Paterson, NJ was the gem in the crown of the American Industrial Revolution; a city of unmistakable value, not only for its industrial production, innovative design and inspiring pioneers, but for its unyielding strength, surviving numerous floods, fire, a tornado, and the crime and poverty that plague its people today. Paterson has always been rich, not in terms of monetary value, but in the spectrum of cultures reflected by its ever-diverse and growing population.
Though the last names have changed and the factories have since closed, the shadow of Paterson’s past can still be seen today in the remnants of the silk mills and dye houses, the grand architecture that lines its Downtown and Eastside sections; it can still be heard in the echoes of the majestic Great Falls and the crowded streets that have developed around it. Paterson has always been home to a working class of many different cultures and creeds, as can be seen in the hundreds of houses of worship that grace the city, and perhaps thousands of ethnically inspired eateries that stretch across Paterson’s 14 zip codes.
While the last two centuries may have dulled its shine, its resilience betrays its flaws.

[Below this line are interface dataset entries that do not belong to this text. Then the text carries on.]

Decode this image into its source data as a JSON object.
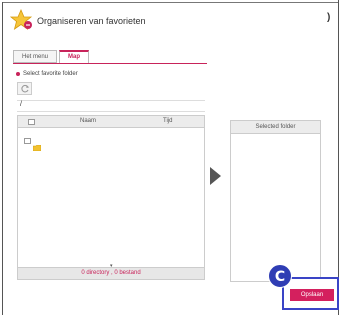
{
  "header": {
    "title": "Organiseren van favorieten",
    "close_label": ")"
  },
  "tabs": [
    {
      "label": "Het menu",
      "active": false
    },
    {
      "label": "Map",
      "active": true
    }
  ],
  "section": {
    "select_label": "Select favorite folder"
  },
  "path": {
    "current": "/"
  },
  "table": {
    "columns": [
      "Naam",
      "Tijd"
    ],
    "footer_count": "0 directory , 0 bestand",
    "scroll_indicator": "▾"
  },
  "selected": {
    "header": "Selected folder"
  },
  "actions": {
    "save_label": "Opslaan",
    "badge": "C"
  },
  "colors": {
    "accent": "#c8235a",
    "highlight": "#3a44c6"
  }
}
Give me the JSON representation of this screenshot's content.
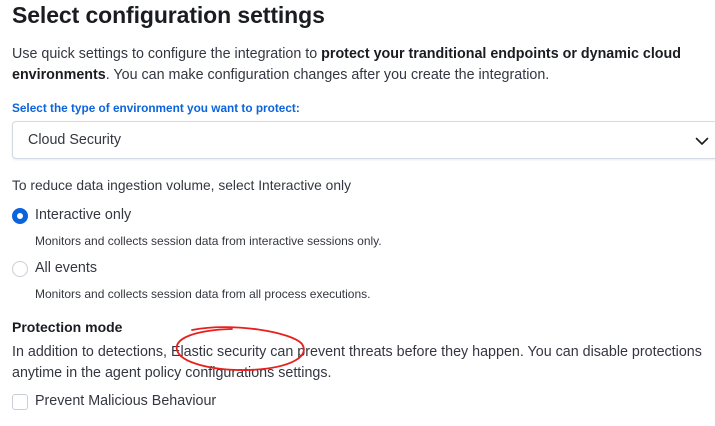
{
  "header": {
    "title": "Select configuration settings"
  },
  "intro": {
    "text_before": "Use quick settings to configure the integration to ",
    "bold": "protect your tranditional endpoints or dynamic cloud environments",
    "text_after": ". You can make configuration changes after you create the integration."
  },
  "environment": {
    "label": "Select the type of environment you want to protect:",
    "selected_value": "Cloud Security"
  },
  "ingestion": {
    "hint": "To reduce data ingestion volume, select Interactive only",
    "options": [
      {
        "label": "Interactive only",
        "description": "Monitors and collects session data from interactive sessions only.",
        "checked": true
      },
      {
        "label": "All events",
        "description": "Monitors and collects session data from all process executions.",
        "checked": false
      }
    ]
  },
  "protection": {
    "title": "Protection mode",
    "text": "In addition to detections, Elastic security can prevent threats before they happen. You can disable protections anytime in the agent policy configurations settings.",
    "checkbox_label": "Prevent Malicious Behaviour",
    "checkbox_checked": false
  },
  "colors": {
    "accent": "#0b64dd",
    "annotation_circle": "#e8201c"
  }
}
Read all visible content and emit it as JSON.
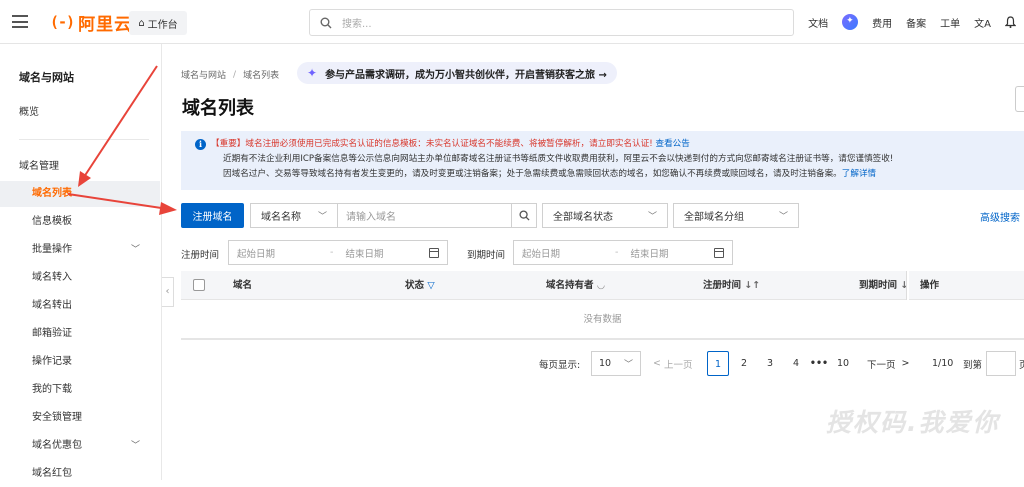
{
  "header": {
    "logo_mark": "(-)",
    "logo_text": "阿里云",
    "workbench": "工作台",
    "search_placeholder": "搜索...",
    "nav": [
      "文档",
      "费用",
      "备案",
      "工单"
    ]
  },
  "sidebar": {
    "title": "域名与网站",
    "overview": "概览",
    "section": "域名管理",
    "items": [
      {
        "label": "域名列表"
      },
      {
        "label": "信息模板"
      },
      {
        "label": "批量操作"
      },
      {
        "label": "域名转入"
      },
      {
        "label": "域名转出"
      },
      {
        "label": "邮箱验证"
      },
      {
        "label": "操作记录"
      },
      {
        "label": "我的下载"
      },
      {
        "label": "安全锁管理"
      },
      {
        "label": "域名优惠包"
      },
      {
        "label": "域名红包"
      }
    ]
  },
  "breadcrumb": [
    "域名与网站",
    "域名列表"
  ],
  "promo": "参与产品需求调研，成为万小智共创伙伴，开启营销获客之旅 →",
  "page_title": "域名列表",
  "notice": {
    "line1_red": "【重要】域名注册必须使用已完成实名认证的信息模板：未实名认证域名不能续费、将被暂停解析，请立即实名认证!",
    "line1_link": "查看公告",
    "line2": "近期有不法企业利用ICP备案信息等公示信息向网站主办单位邮寄域名注册证书等纸质文件收取费用获利，阿里云不会以快递到付的方式向您邮寄域名注册证书等，请您谨慎签收!",
    "line3": "因域名过户、交易等导致域名持有者发生变更的，请及时变更或注销备案；处于急需续费或急需赎回状态的域名，如您确认不再续费或赎回域名，请及时注销备案。",
    "line3_link": "了解详情"
  },
  "toolbar": {
    "register_button": "注册域名",
    "field_select": "域名名称",
    "keyword_placeholder": "请输入域名",
    "status_select": "全部域名状态",
    "group_select": "全部域名分组",
    "advanced": "高级搜索"
  },
  "dates": {
    "reg_label": "注册时间",
    "exp_label": "到期时间",
    "start": "起始日期",
    "end": "结束日期"
  },
  "table": {
    "columns": [
      "域名",
      "状态",
      "域名持有者",
      "注册时间",
      "到期时间",
      "操作"
    ],
    "empty": "没有数据"
  },
  "pagination": {
    "per_page_label": "每页显示:",
    "per_page": "10",
    "prev": "上一页",
    "pages": [
      "1",
      "2",
      "3",
      "4",
      "•••",
      "10"
    ],
    "next": "下一页",
    "page_info": "1/10",
    "goto_label": "到第",
    "goto_suffix": "页"
  },
  "watermark": "授权码.我爱你",
  "colors": {
    "brand": "#ff6a00",
    "primary": "#0064c8",
    "annotation": "#e8443a"
  }
}
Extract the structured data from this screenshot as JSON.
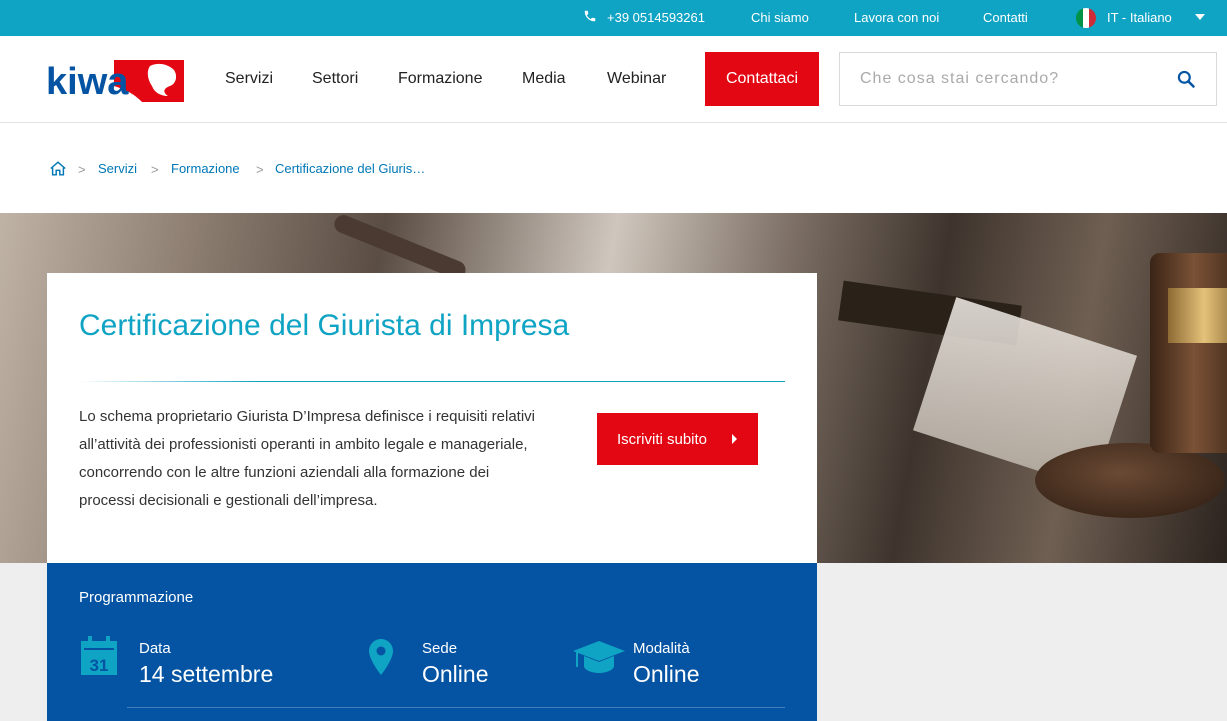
{
  "topbar": {
    "phone": "+39 0514593261",
    "links": [
      "Chi siamo",
      "Lavora con noi",
      "Contatti"
    ],
    "language": "IT - Italiano"
  },
  "header": {
    "logo_text": "kiwa",
    "nav": [
      "Servizi",
      "Settori",
      "Formazione",
      "Media",
      "Webinar"
    ],
    "contact_label": "Contattaci",
    "search_placeholder": "Che cosa stai cercando?",
    "search_value": ""
  },
  "breadcrumb": {
    "items": [
      "Servizi",
      "Formazione",
      "Certificazione del Giuris…"
    ],
    "separator": ">"
  },
  "hero": {
    "title": "Certificazione del Giurista di Impresa",
    "description": "Lo schema proprietario Giurista D’Impresa definisce i requisiti relativi all’attività dei professionisti operanti in ambito legale e manageriale, concorrendo con le altre funzioni aziendali alla formazione dei processi decisionali e gestionali dell’impresa.",
    "cta_label": "Iscriviti subito"
  },
  "schedule": {
    "heading": "Programmazione",
    "items": [
      {
        "label": "Data",
        "value": "14 settembre",
        "icon": "calendar-icon",
        "icon_text": "31"
      },
      {
        "label": "Sede",
        "value": "Online",
        "icon": "location-pin-icon"
      },
      {
        "label": "Modalità",
        "value": "Online",
        "icon": "graduation-cap-icon"
      }
    ]
  },
  "colors": {
    "topbar": "#0fa3c4",
    "accent_red": "#e30613",
    "title_blue": "#0fa3c4",
    "link_blue": "#0077b6",
    "schedule_blue": "#0454a3"
  }
}
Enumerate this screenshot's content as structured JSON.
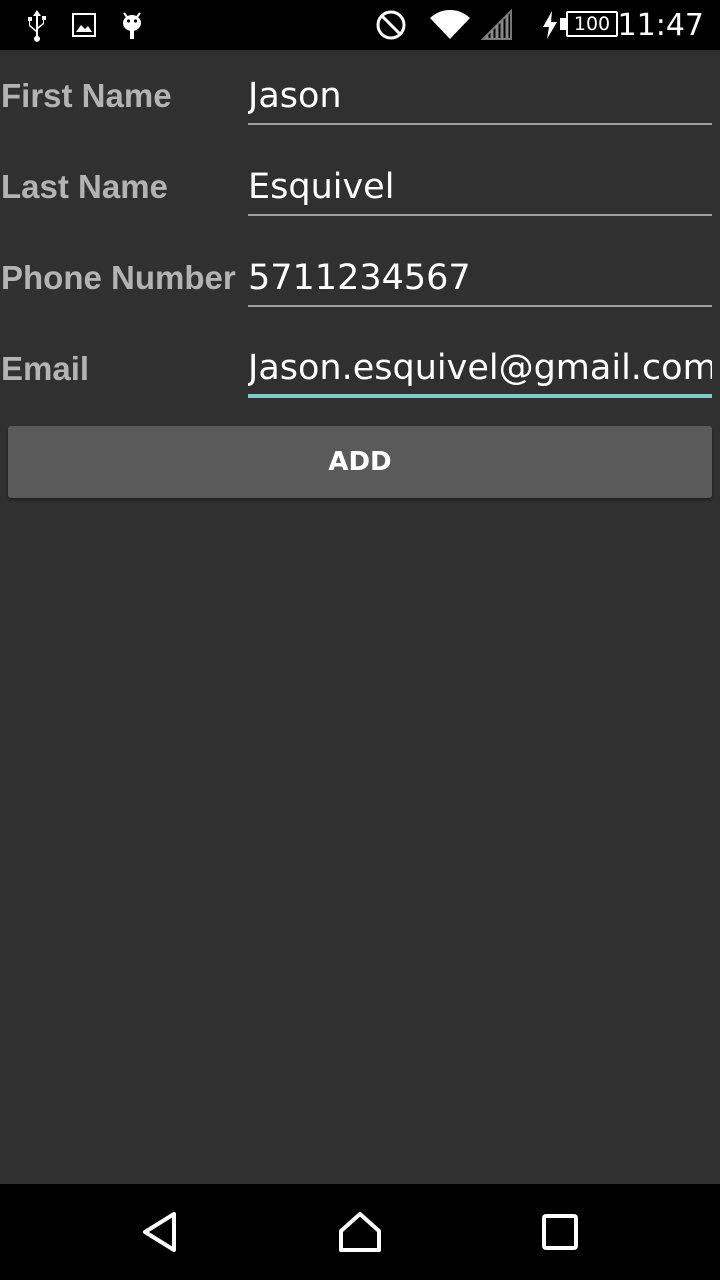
{
  "status_bar": {
    "time": "11:47",
    "battery_level": "100",
    "icons": [
      "usb-icon",
      "image-icon",
      "android-icon",
      "do-not-disturb-icon",
      "wifi-icon",
      "signal-icon",
      "charging-icon",
      "battery-icon"
    ]
  },
  "form": {
    "first_name": {
      "label": "First Name",
      "value": "Jason"
    },
    "last_name": {
      "label": "Last Name",
      "value": "Esquivel"
    },
    "phone": {
      "label": "Phone Number",
      "value": "5711234567"
    },
    "email": {
      "label": "Email",
      "value": "Jason.esquivel@gmail.com"
    }
  },
  "add_button": {
    "label": "ADD"
  },
  "colors": {
    "background": "#303030",
    "button": "#5a5a5b",
    "accent_underline": "#80cbc4",
    "label": "#b3b3b3"
  },
  "nav_bar": {
    "icons": [
      "back-icon",
      "home-icon",
      "recents-icon"
    ]
  }
}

Despite its current unfortunate reputation among the surrounding suburban towns, Paterson remains both unbreakable and unmoved from its place in American history, and Patersonians continue to defend their home with pride. The skyline of steeples and smokestacks not only frames its past, which honors its motto of “Hope and Labor” but the extended landscape surrounding the historical center is a testimony to Paterson’s influence. There would be no suburbs without this urban core.
Both nature and man played pivotal roles in Paterson’s founding and living legacy. This exhibit will not only honor both, but is intended to move us as a society to appreciate, cultivate and reform Paterson back to its former glory…with Hope & Labor.